The woman walked back to her tower in a daze. She tried to adhere to her usual routine, undressing and laying down in her bed as she always did, but the silhouette of the woman, nervously hunched with a great bouquet of roses held in her arms, haunted her sleepless mind. She eventually slept; the only thing that indicated that was that she woke. Her eyes were sleepy, through her groggy haze there pierced one certainty A letter, I must write a letter. So was her thought and her action: She took a paper and sat at the small desk next to her bed and wrote thusly: ‘To my admirer,’ she began ‘I have seen you; I watched you lay the roses out upon my path yesterday, I return your love with my own.’ then she signed her name ‘Avalyne’ when she had finished, she leaned back and sighed. She stood and paced the length of her room, waiting for the ink to dry. As she traced and retraced her line, a thousand revisions whirled through her head. But when the ink had dried and she looked through her words she was relieved. The words fit her meaning perfectly.

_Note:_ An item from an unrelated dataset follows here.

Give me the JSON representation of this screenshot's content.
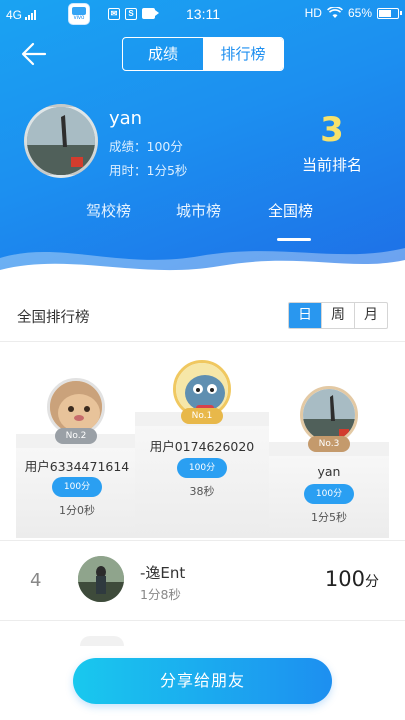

Avalyne walked out of her room and down the stairs to her door. She pushed it open with her empty hand, it squealed open with its usual sluggishness. She found a stone to weigh her words down against the wind. The stone she chose was a remarkably smooth one that fit neatly in her palm. Once she had chosen the stone to her liking she returned to the door that led into the tower. When she was at the foot of the door (which, by then had closed itself) she bowed down and placed the two things she held, first the paper, then, still holding the letter down with her thumb, she placed the stone. With all of the possible actions she could have taken completed, she pushed the door open and, stepping carefully over her letter, walked back into her tower.